With well over a year of experience with the IMA Beast Hunter under his belt, Oklahoma pro Fred Roumbanis has learned the intricacies of getting the most out of this very special diving lure. He knows how to vary his line size to attain the ideal depth and wobble for a given situation: Twelve pound P-Line fluorocarbon gets the nod most often, but when he needs more depth he’ll drop down to 10. If he’s grinding through shallow shell beds, he’ll upsize to 15.
Does he worry about using 10-pound line, the same strength many anglers use for finesse techniques, around big bass?

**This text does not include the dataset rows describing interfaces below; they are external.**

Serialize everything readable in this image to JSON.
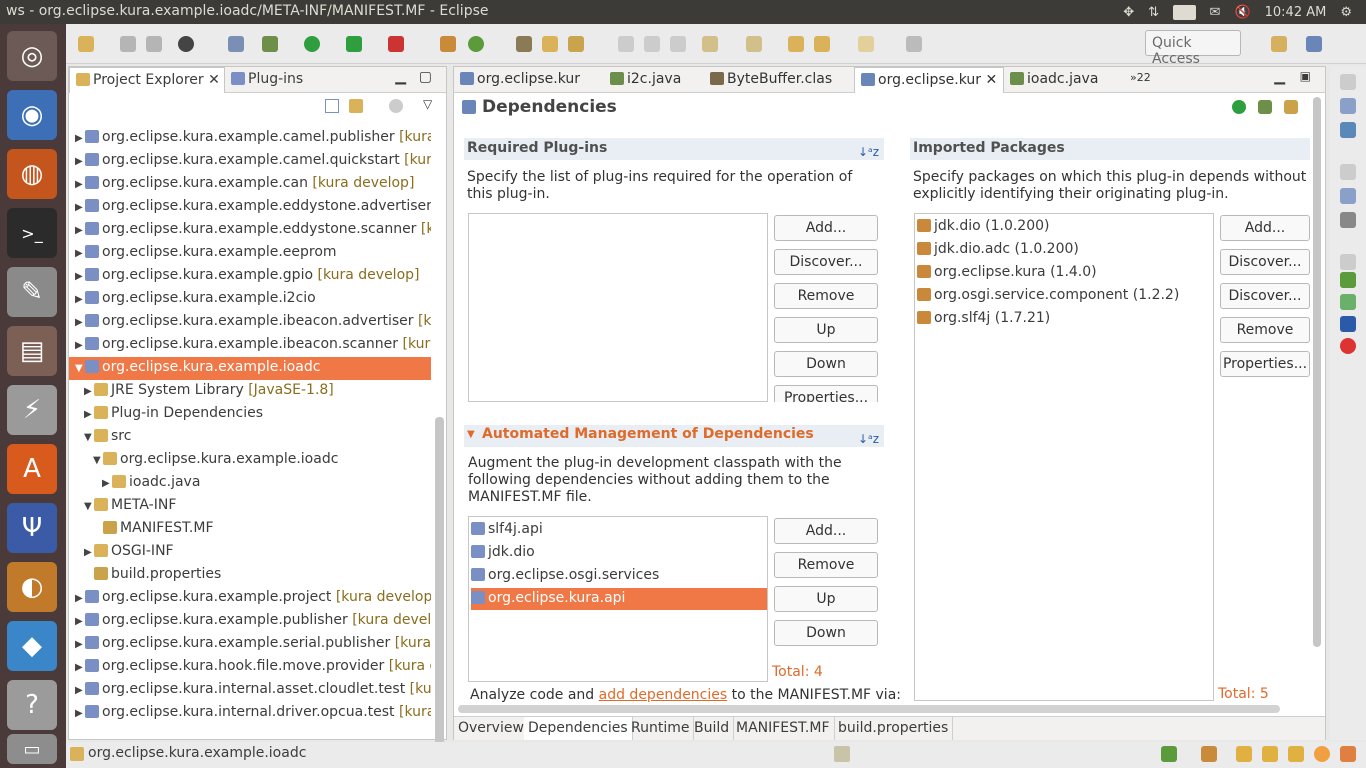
{
  "window_title": "ws - org.eclipse.kura.example.ioadc/META-INF/MANIFEST.MF - Eclipse",
  "system_tray": {
    "keyboard": "En",
    "time": "10:42 AM"
  },
  "launcher": [
    "ubuntu-logo-icon",
    "chrome-icon",
    "firefox-icon",
    "terminal-icon",
    "text-editor-icon",
    "file-manager-icon",
    "system-settings-icon",
    "software-center-icon",
    "eclipse-icon",
    "gimp-icon",
    "dropbox-icon",
    "help-icon",
    "trash-icon"
  ],
  "toolbar": {
    "quick_access": "Quick Access"
  },
  "explorer": {
    "tabs": [
      "Project Explorer",
      "Plug-ins"
    ],
    "tree": [
      {
        "label": "org.eclipse.kura.example.camel.publisher",
        "decoration": "[kura d",
        "indent": 0,
        "tw": "▶"
      },
      {
        "label": "org.eclipse.kura.example.camel.quickstart",
        "decoration": "[kura c",
        "indent": 0,
        "tw": "▶"
      },
      {
        "label": "org.eclipse.kura.example.can",
        "decoration": "[kura develop]",
        "indent": 0,
        "tw": "▶"
      },
      {
        "label": "org.eclipse.kura.example.eddystone.advertiser",
        "decoration": "[k",
        "indent": 0,
        "tw": "▶"
      },
      {
        "label": "org.eclipse.kura.example.eddystone.scanner",
        "decoration": "[kur",
        "indent": 0,
        "tw": "▶"
      },
      {
        "label": "org.eclipse.kura.example.eeprom",
        "decoration": "",
        "indent": 0,
        "tw": "▶"
      },
      {
        "label": "org.eclipse.kura.example.gpio",
        "decoration": "[kura develop]",
        "indent": 0,
        "tw": "▶"
      },
      {
        "label": "org.eclipse.kura.example.i2cio",
        "decoration": "",
        "indent": 0,
        "tw": "▶"
      },
      {
        "label": "org.eclipse.kura.example.ibeacon.advertiser",
        "decoration": "[kura",
        "indent": 0,
        "tw": "▶"
      },
      {
        "label": "org.eclipse.kura.example.ibeacon.scanner",
        "decoration": "[kura d",
        "indent": 0,
        "tw": "▶"
      },
      {
        "label": "org.eclipse.kura.example.ioadc",
        "decoration": "",
        "indent": 0,
        "tw": "▼",
        "selected": true
      },
      {
        "label": "JRE System Library",
        "decoration": "[JavaSE-1.8]",
        "indent": 1,
        "tw": "▶"
      },
      {
        "label": "Plug-in Dependencies",
        "decoration": "",
        "indent": 1,
        "tw": "▶"
      },
      {
        "label": "src",
        "decoration": "",
        "indent": 1,
        "tw": "▼"
      },
      {
        "label": "org.eclipse.kura.example.ioadc",
        "decoration": "",
        "indent": 2,
        "tw": "▼"
      },
      {
        "label": "ioadc.java",
        "decoration": "",
        "indent": 3,
        "tw": "▶"
      },
      {
        "label": "META-INF",
        "decoration": "",
        "indent": 1,
        "tw": "▼"
      },
      {
        "label": "MANIFEST.MF",
        "decoration": "",
        "indent": 2,
        "tw": ""
      },
      {
        "label": "OSGI-INF",
        "decoration": "",
        "indent": 1,
        "tw": "▶"
      },
      {
        "label": "build.properties",
        "decoration": "",
        "indent": 1,
        "tw": ""
      },
      {
        "label": "org.eclipse.kura.example.project",
        "decoration": "[kura develop]",
        "indent": 0,
        "tw": "▶"
      },
      {
        "label": "org.eclipse.kura.example.publisher",
        "decoration": "[kura develop",
        "indent": 0,
        "tw": "▶"
      },
      {
        "label": "org.eclipse.kura.example.serial.publisher",
        "decoration": "[kura de",
        "indent": 0,
        "tw": "▶"
      },
      {
        "label": "org.eclipse.kura.hook.file.move.provider",
        "decoration": "[kura de",
        "indent": 0,
        "tw": "▶"
      },
      {
        "label": "org.eclipse.kura.internal.asset.cloudlet.test",
        "decoration": "[kura",
        "indent": 0,
        "tw": "▶"
      },
      {
        "label": "org.eclipse.kura.internal.driver.opcua.test",
        "decoration": "[kura d",
        "indent": 0,
        "tw": "▶"
      }
    ]
  },
  "editor": {
    "tabs": [
      "org.eclipse.kur",
      "i2c.java",
      "ByteBuffer.clas",
      "org.eclipse.kur",
      "ioadc.java",
      "»22"
    ],
    "page_title": "Dependencies",
    "required": {
      "title": "Required Plug-ins",
      "description": "Specify the list of plug-ins required for the operation of this plug-in.",
      "buttons": [
        "Add...",
        "Discover...",
        "Remove",
        "Up",
        "Down",
        "Properties..."
      ]
    },
    "automated": {
      "title": "Automated Management of Dependencies",
      "description": "Augment the plug-in development classpath with the following dependencies without adding them to the MANIFEST.MF file.",
      "items": [
        "slf4j.api",
        "jdk.dio",
        "org.eclipse.osgi.services",
        "org.eclipse.kura.api"
      ],
      "buttons": [
        "Add...",
        "Remove",
        "Up",
        "Down"
      ],
      "total": "Total: 4",
      "analyze_prefix": "Analyze code and",
      "analyze_link": "add dependencies",
      "analyze_suffix": "to the MANIFEST.MF via:"
    },
    "imported": {
      "title": "Imported Packages",
      "description": "Specify packages on which this plug-in depends without explicitly identifying their originating plug-in.",
      "items": [
        "jdk.dio (1.0.200)",
        "jdk.dio.adc (1.0.200)",
        "org.eclipse.kura (1.4.0)",
        "org.osgi.service.component (1.2.2)",
        "org.slf4j (1.7.21)"
      ],
      "buttons": [
        "Add...",
        "Discover...",
        "Discover...",
        "Remove",
        "Properties..."
      ],
      "total": "Total: 5"
    },
    "bottom_tabs": [
      "Overview",
      "Dependencies",
      "Runtime",
      "Build",
      "MANIFEST.MF",
      "build.properties"
    ]
  },
  "status": {
    "text": "org.eclipse.kura.example.ioadc"
  },
  "colors": {
    "selection": "#f07746",
    "accent_text": "#e06a2a",
    "launcher_bg": "#4b3a3a"
  }
}
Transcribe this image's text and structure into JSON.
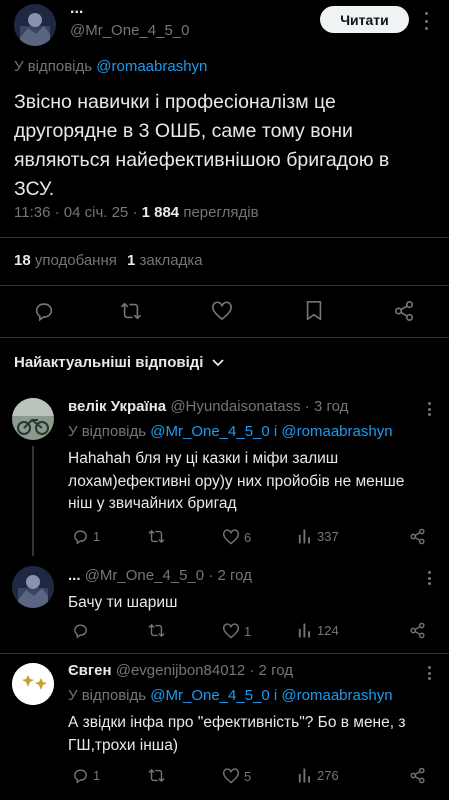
{
  "main_tweet": {
    "display_name": "...",
    "handle": "@Mr_One_4_5_0",
    "follow_label": "Читати",
    "reply_to_prefix": "У відповідь",
    "reply_to_handle": "@romaabrashyn",
    "text": "Звісно навички і професіоналізм це другорядне в 3 ОШБ, саме тому вони являються найефективнішою бригадою в ЗСУ.",
    "time": "11:36 · 04 січ. 25 · ",
    "views_count": "1 884",
    "views_label": " переглядів",
    "likes_count": "18",
    "likes_label": " уподобання",
    "bookmarks_count": "1",
    "bookmarks_label": " закладка"
  },
  "replies_header": "Найактуальніші відповіді",
  "replies": [
    {
      "display_name": "велік Україна",
      "handle": "@Hyundaisonatass",
      "time": "· 3 год",
      "reply_prefix": "У відповідь",
      "reply_handle_1": "@Mr_One_4_5_0",
      "reply_and": "і",
      "reply_handle_2": "@romaabrashyn",
      "text": "Hahahah бля ну ці казки і міфи залиш лохам)ефективні ору)у них пройобів не менше ніш у звичайних бригад",
      "replies": "1",
      "retweets": "",
      "likes": "6",
      "views": "337"
    },
    {
      "display_name": "...",
      "handle": "@Mr_One_4_5_0",
      "time": "· 2 год",
      "text": "Бачу ти шариш",
      "replies": "",
      "retweets": "",
      "likes": "1",
      "views": "124"
    },
    {
      "display_name": "Євген",
      "handle": "@evgenijbon84012",
      "time": "· 2 год",
      "reply_prefix": "У відповідь",
      "reply_handle_1": "@Mr_One_4_5_0",
      "reply_and": "і",
      "reply_handle_2": "@romaabrashyn",
      "text": "А звідки інфа про \"ефективність\"? Бо в мене, з ГШ,трохи інша)",
      "replies": "1",
      "retweets": "",
      "likes": "5",
      "views": "276"
    }
  ],
  "colors": {
    "background": "#000000",
    "text": "#e7e9ea",
    "secondary": "#71767b",
    "link": "#1d9bf0",
    "divider": "#2f3336"
  },
  "icons": [
    "reply-icon",
    "retweet-icon",
    "like-icon",
    "views-icon",
    "bookmark-icon",
    "share-icon",
    "chevron-down-icon",
    "more-icon"
  ]
}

“When you’re cranking, you can take your time and fight them,” he replied. “I haven’t broken one off yet. You’re using a slightly softer rod to crank, so you can really take your time with them.”
The second step to maximizing depth is an ultra-long cast, and he’s developed a 7’11” “Launcher” for iRods that gets the job done. “You can launch it a mile,” he said. Unlike some anglers who favor a gear ratio in the 5:1 range for deep cranking, Roumbanis prefers a 6.5:1 Ardent Edge. “I like to get it going down real quick, and with a 5:1 you can’t always keep up with them. Also, even with the faster reel there are still some times when they want it reeled as fast as you can.”
The key to the Beast Hunter is its unique deflection qualities. In water in the 8 to 10 foot range, Roumbanis knows he’ll be making consistent contact, even with heavier line (he says he can get it close to 16 feet on 10 pound fluorocarbon).
“Once you hit bottom, stop and sweep your rod like you’re Carolina rigging,” he said. “Sweep it and really slow it down. That’s what triggers the bites. It has the best deflection quality of any crankbait I’ve ever thrown. It works like a deep-diving squarebill.
One other tip that’ll help if you need out a little extra depth: affix a small Reins tungsten bell sinker to the front split ring. “It probably weighs about a quarter ounce but it’ll get you nearly 5 feet extra,” Roumbanis said.